In 2016, in the Sepur Zarco trial, a military officer and a military commissioner were the first to be convicted by a Guatemalan court, of sexual violence and sexual and domestic slavery, as forms of crimes against humanity, committed against 15 Q’eqchi’ indigenous women. There are several other cases presented in national courts and are in previous phases before hearings begin, such as the 21 Military Post  (CREOMPAZ) for forced disappearance, the Molina Theissen case for forced disappearance, torture, and sexual violence.


Although these verdicts show that there has been some progress, the levels of impunity are still high. Guatemala is still a very militarised and violent state and society. Many ex-military members, who are linked to crimes of corruption and crimes, participate in current politics, like for instance the ex-president Otto Perez Molina, a former military General. Nowadays, Guatemala remains a dysfunctional, racist and discriminatory state; responsive to the interests of economic and political elites, which limit the efforts to break the institutionalized impunity and to overcome the structural causes that led to the conflict.

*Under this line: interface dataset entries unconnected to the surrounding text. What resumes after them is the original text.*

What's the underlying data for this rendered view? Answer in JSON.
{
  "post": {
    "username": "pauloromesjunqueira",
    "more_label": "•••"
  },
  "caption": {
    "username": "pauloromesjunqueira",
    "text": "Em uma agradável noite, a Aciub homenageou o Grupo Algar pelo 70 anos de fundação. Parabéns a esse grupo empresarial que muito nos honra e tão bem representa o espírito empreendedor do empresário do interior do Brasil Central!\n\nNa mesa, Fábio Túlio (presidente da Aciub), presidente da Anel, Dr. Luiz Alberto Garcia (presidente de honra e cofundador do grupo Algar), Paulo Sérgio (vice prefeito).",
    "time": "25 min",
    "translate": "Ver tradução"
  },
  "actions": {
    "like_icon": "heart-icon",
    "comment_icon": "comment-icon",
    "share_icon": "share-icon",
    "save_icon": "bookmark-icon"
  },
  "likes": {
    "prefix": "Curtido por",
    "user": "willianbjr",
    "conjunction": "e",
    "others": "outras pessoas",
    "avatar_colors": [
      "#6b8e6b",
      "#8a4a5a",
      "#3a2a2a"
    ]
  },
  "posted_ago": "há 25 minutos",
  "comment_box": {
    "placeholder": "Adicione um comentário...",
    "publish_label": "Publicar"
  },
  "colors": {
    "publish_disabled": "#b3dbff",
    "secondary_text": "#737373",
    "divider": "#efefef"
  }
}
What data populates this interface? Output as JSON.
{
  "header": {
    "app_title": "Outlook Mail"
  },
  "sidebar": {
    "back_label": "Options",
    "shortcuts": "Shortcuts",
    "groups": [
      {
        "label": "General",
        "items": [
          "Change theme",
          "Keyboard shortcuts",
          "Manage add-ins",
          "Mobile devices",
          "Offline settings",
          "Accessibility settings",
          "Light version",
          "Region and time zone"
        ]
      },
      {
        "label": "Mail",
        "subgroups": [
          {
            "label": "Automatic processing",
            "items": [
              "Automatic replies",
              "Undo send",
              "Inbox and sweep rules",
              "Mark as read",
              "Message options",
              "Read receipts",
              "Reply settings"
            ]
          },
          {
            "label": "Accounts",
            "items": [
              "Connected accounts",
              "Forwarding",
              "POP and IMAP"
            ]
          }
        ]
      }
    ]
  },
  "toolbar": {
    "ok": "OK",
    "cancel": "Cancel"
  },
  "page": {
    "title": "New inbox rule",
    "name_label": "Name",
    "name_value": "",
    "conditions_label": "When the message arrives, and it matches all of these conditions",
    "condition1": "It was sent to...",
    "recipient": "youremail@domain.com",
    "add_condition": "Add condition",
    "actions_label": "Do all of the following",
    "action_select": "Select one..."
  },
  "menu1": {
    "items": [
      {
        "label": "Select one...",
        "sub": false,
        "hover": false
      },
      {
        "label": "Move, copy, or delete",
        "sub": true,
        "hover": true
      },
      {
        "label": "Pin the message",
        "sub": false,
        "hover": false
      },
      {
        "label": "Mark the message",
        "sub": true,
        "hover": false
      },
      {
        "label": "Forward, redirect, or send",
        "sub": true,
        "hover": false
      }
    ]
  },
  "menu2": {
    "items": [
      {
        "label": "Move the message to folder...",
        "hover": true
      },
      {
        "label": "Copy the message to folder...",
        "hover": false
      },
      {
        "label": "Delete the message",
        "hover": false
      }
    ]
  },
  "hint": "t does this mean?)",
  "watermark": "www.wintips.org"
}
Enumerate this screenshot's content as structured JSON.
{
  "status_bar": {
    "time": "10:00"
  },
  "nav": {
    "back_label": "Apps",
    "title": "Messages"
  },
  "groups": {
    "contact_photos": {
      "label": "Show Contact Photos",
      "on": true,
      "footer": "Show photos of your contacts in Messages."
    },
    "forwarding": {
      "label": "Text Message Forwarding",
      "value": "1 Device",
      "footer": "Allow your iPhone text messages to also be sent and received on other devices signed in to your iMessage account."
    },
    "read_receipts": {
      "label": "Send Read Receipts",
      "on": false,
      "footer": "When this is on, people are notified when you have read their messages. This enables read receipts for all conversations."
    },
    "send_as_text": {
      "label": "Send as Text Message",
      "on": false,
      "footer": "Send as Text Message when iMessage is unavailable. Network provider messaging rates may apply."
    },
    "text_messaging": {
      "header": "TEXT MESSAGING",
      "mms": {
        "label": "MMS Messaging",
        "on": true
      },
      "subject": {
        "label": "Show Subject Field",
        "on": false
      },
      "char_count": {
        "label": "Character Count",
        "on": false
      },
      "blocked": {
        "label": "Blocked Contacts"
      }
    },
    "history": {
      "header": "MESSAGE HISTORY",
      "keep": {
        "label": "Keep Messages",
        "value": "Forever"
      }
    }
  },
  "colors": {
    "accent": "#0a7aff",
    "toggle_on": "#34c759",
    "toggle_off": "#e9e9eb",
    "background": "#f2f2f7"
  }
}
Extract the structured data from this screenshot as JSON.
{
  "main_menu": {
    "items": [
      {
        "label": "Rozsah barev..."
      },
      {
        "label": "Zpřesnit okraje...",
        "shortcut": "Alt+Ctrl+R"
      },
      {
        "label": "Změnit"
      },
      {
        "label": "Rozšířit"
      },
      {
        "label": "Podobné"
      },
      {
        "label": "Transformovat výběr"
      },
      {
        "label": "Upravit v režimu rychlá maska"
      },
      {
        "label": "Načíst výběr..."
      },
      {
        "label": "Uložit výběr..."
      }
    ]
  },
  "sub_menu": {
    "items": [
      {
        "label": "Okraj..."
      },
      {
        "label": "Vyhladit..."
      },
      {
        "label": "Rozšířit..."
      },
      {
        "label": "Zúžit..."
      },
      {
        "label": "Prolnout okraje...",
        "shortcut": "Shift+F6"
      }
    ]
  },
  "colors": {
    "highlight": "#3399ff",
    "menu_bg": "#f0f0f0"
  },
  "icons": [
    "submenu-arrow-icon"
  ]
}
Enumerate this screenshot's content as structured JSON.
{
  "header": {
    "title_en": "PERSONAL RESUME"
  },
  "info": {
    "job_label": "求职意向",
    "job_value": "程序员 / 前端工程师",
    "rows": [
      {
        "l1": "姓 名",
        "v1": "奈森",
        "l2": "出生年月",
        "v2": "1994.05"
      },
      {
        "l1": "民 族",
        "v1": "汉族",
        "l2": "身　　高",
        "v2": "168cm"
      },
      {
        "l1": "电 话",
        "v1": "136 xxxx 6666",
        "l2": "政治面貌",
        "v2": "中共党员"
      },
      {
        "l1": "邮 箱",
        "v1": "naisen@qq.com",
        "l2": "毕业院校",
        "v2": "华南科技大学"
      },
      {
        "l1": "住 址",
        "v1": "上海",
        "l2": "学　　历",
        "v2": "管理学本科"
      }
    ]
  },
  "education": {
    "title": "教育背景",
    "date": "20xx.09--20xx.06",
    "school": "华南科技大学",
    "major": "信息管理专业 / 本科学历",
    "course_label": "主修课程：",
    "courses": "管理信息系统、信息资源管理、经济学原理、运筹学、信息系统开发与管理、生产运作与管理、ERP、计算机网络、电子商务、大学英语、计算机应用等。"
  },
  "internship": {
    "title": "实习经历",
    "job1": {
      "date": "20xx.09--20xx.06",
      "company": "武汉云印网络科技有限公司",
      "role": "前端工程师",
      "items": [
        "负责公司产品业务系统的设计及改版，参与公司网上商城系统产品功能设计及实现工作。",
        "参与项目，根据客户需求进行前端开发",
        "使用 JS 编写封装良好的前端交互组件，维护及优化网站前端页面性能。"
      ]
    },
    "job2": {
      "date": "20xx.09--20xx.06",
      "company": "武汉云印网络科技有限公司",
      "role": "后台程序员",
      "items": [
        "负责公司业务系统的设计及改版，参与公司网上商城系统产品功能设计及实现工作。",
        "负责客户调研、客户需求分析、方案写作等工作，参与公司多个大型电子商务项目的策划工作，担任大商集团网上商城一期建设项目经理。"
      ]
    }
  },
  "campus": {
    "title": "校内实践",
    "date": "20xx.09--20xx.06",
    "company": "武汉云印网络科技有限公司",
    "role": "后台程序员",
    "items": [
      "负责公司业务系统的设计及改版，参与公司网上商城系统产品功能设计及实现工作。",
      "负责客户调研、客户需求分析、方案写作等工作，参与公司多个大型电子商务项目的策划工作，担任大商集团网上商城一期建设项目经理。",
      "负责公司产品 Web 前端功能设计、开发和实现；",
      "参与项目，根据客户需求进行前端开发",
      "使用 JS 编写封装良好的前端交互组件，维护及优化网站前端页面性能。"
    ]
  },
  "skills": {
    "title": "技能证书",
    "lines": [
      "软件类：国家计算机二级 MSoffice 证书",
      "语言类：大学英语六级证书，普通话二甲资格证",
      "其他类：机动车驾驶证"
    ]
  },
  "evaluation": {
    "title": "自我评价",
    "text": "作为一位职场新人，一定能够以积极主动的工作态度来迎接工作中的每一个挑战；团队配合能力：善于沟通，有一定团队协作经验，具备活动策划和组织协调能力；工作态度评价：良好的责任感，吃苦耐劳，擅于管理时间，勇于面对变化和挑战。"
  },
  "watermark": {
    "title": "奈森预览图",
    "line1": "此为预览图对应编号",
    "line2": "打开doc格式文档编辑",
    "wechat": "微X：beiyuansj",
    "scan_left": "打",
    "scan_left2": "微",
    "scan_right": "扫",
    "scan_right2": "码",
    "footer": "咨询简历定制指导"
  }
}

In 2006 with the support of the UN, the International Commission against Impunity in Guatemala (CICIG) was established to strengthen the rule of law and to help domestic institutions investigate and dismantle the clandestine security structures and illegal groups which persist in Guatemala, including government officials. It complements the work of the prosecutor’s office to bring criminal charges; and propose public policies, including judicial and institutional reforms. It also has the authority to initiate administrative proceedings against officials who are not fulfilling their duties or blocking the commission’s work.  In May of 2015, the CICIG and the Attorney General’s office revealed facts of corruption and led to the detention of Otto Perez Molina and Vice President Roxana Baldettti along with others in government.



Recent Developments

In 2016 a multi-sectorial dialogue about constitutional reforms was held to promote constitutional reforms in the justice sectors; and to strengthen the independence of justice, among other issues.  The initiative is now debated in Congress, but it still runs the risk of playing into the hands of and supporting the entrenched interests of conservative sectors. Issues such as the recognition of the indigenous legal system and the promotion of legal pluralism have already been withdrawn from the reforms due to the conservative positions in congress and society